A turnaround is a short chord progression that takes you back to the start of a song, a solo section or even takes you to a new key. Sometimes they are used as an introduction or an ending to a song. The chords of a turnaround range from simple to complicated, but all turnarounds are basically a harmonic embellishment or an expansion of a basic I-V-I progression. Let’s see how to build a turnaround from scratch!
First, start with a I-V-I progression. In the key of C, the I chord is C and the V chord is G. In a blues, it’s best to use 7th chords, so the I-V-I progression is C7-G7-C7.
Next, expand the progression by backfilling it with secondary dominants. A secondary dominant is just the dominant chord of a dominant chord. In this example, D7 is the V of G7, A7 is the V of D7. (Note that this expanded progression, A7-D7-G7-C7, is a segment of the circle of fifths.) Shorten the duration of the new chords to keep the overall length the same as the original progression.
Now that we have the basic harmonic structure of the turnaround, we can add some embellishments to it to make it sound more musical. Let’s start by adding a bassline. To add a simple walking bassline, approach the root of each chord by half step from above or below. Here, G# goes to A, Eb to D, Ab to G, and B to C. Try experimenting with other possibilities.
Finally, add some upper notes to fill out the chords. I like to squeeze in the chords between bass notes to create a comping effect. Try not to use too many notes in your chords. 3rds and 7ths work best.

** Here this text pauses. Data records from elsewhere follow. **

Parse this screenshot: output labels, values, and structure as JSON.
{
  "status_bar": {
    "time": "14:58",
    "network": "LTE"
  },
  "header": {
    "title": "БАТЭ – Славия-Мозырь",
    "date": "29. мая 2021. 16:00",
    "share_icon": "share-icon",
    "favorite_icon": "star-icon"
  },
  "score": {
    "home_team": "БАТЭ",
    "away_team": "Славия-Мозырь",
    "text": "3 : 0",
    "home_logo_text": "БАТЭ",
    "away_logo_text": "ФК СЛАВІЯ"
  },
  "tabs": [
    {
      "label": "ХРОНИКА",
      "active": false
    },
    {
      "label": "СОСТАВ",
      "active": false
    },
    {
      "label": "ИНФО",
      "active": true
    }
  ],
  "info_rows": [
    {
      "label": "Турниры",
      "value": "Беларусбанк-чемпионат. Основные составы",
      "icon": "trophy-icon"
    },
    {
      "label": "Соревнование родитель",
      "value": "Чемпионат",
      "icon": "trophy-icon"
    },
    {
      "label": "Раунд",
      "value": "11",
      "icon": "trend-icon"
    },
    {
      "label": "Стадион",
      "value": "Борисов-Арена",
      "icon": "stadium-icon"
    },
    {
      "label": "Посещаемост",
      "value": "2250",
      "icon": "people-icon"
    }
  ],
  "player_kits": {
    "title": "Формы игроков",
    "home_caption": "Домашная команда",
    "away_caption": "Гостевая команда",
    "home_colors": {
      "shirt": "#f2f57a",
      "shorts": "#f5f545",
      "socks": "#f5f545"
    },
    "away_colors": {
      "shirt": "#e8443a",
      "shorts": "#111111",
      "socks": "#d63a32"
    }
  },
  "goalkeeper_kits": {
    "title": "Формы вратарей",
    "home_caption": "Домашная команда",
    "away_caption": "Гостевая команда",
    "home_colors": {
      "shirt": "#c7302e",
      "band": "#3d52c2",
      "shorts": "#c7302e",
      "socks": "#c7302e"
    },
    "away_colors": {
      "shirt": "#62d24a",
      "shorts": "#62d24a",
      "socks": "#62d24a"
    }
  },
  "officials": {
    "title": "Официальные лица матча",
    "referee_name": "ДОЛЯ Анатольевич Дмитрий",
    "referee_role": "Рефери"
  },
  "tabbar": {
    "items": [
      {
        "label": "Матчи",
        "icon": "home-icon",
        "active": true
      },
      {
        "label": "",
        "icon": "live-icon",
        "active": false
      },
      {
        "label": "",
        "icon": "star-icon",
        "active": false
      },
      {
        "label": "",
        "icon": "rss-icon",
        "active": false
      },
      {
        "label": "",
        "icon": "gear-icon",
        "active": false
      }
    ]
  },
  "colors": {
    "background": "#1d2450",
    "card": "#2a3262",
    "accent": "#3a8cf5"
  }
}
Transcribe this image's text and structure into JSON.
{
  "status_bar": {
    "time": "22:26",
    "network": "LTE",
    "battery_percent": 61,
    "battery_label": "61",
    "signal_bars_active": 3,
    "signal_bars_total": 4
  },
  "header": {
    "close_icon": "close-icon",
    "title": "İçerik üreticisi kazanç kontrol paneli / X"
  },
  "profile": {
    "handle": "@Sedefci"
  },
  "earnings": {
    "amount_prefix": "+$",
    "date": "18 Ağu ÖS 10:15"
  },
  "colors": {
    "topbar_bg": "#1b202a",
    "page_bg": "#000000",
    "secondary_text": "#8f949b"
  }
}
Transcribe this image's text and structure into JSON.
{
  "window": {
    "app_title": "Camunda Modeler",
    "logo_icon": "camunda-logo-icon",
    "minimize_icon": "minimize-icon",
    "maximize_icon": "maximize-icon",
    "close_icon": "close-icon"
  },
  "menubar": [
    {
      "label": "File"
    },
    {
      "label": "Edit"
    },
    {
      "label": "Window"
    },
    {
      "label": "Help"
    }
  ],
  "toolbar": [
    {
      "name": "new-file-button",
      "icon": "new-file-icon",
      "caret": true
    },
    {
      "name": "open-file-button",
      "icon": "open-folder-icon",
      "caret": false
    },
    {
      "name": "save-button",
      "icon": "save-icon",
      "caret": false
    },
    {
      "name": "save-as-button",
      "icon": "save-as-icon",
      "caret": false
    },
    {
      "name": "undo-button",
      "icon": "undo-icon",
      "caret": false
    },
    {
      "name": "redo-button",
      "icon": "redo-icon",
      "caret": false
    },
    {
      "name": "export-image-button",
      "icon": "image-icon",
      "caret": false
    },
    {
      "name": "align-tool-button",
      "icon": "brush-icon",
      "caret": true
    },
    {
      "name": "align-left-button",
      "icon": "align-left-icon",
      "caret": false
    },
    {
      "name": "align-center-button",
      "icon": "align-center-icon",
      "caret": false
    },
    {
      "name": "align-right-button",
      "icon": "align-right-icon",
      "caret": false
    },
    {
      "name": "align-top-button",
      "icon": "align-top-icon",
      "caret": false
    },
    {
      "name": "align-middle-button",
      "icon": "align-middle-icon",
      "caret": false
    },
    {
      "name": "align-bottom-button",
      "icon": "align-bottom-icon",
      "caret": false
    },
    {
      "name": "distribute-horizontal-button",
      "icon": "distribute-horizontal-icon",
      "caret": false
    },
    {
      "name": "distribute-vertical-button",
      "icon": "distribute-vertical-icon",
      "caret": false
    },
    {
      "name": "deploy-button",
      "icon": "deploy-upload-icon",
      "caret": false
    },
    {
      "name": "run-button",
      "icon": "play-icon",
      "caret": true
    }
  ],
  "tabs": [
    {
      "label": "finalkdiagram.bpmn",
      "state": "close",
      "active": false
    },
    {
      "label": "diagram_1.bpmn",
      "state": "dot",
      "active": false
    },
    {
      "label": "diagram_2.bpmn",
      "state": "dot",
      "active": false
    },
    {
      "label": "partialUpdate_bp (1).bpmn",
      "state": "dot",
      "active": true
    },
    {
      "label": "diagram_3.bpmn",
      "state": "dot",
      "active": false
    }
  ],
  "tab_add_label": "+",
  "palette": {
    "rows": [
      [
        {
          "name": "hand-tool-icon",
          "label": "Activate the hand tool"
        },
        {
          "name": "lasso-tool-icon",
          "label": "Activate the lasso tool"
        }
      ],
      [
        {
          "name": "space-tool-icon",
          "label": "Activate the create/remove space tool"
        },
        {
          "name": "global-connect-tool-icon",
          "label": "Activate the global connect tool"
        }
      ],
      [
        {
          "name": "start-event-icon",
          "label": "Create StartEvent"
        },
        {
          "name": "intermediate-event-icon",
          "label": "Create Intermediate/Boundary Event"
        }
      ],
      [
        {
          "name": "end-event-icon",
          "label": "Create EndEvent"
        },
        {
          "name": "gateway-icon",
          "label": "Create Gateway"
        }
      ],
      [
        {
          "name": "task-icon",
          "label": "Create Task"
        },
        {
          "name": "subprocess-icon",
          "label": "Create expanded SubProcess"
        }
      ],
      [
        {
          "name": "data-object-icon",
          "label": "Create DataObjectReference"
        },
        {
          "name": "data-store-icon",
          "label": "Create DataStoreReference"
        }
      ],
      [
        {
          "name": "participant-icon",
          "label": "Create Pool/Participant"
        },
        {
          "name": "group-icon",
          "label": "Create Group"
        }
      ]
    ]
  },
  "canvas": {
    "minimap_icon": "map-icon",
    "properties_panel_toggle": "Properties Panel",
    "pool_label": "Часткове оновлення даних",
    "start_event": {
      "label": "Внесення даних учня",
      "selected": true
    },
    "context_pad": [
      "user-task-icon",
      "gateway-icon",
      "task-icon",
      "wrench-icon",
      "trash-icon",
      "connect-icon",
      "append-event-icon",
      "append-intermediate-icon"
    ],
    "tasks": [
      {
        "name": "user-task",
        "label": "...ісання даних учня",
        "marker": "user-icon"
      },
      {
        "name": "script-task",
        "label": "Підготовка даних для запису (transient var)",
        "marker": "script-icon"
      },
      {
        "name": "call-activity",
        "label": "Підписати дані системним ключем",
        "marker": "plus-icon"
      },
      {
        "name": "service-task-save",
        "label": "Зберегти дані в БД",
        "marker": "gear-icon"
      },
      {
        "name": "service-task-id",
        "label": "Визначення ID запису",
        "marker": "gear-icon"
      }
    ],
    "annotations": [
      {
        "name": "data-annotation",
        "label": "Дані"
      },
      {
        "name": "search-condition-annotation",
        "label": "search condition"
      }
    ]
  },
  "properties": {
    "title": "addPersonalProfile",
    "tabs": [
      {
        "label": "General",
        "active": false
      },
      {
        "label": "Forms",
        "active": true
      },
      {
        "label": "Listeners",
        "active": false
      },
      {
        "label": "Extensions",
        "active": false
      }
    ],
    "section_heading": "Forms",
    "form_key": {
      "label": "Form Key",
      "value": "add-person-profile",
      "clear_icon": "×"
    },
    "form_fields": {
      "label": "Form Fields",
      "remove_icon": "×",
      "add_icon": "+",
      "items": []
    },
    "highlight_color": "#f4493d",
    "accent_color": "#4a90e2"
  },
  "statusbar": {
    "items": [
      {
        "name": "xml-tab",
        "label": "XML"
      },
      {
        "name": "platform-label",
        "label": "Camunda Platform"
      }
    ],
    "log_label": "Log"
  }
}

Please check out these blues studies for guitar!
Easy: Blues Study in E
More challenging: Etudes in Blue